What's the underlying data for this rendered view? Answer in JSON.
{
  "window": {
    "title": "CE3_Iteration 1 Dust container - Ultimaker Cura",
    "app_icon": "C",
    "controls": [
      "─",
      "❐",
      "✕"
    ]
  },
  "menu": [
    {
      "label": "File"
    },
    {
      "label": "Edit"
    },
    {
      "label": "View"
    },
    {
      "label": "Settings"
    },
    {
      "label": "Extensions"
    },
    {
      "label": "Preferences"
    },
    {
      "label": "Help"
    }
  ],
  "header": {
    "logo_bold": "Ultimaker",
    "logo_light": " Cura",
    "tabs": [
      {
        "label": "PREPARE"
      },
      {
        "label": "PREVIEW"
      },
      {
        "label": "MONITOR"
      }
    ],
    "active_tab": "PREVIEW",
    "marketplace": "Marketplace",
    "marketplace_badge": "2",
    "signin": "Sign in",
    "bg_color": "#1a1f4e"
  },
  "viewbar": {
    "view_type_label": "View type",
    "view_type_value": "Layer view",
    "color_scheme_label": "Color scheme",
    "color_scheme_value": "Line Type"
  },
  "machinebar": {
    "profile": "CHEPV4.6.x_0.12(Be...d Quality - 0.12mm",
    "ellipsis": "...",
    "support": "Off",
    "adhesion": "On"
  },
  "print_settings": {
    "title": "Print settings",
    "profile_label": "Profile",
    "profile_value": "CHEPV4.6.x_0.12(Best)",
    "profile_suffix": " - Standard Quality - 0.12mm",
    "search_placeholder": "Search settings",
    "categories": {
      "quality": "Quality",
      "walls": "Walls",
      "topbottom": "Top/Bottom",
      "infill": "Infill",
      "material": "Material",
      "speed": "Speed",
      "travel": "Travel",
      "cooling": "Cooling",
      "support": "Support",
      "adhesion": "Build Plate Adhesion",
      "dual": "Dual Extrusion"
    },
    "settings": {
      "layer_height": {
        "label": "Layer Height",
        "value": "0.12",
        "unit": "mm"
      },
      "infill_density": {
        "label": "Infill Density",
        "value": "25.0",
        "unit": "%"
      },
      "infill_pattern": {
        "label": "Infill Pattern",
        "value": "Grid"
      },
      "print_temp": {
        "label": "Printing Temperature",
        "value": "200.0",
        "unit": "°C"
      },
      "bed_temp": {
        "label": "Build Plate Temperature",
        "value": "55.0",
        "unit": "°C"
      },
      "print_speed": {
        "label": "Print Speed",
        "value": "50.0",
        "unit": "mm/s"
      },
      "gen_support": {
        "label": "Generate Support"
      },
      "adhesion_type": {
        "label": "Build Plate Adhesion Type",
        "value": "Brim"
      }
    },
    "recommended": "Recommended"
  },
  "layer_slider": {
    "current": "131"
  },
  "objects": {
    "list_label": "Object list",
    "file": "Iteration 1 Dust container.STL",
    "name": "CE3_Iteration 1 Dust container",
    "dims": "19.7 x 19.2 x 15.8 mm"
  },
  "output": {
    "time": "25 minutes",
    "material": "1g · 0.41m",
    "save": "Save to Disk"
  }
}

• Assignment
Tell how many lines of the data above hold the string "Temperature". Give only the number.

• Response
2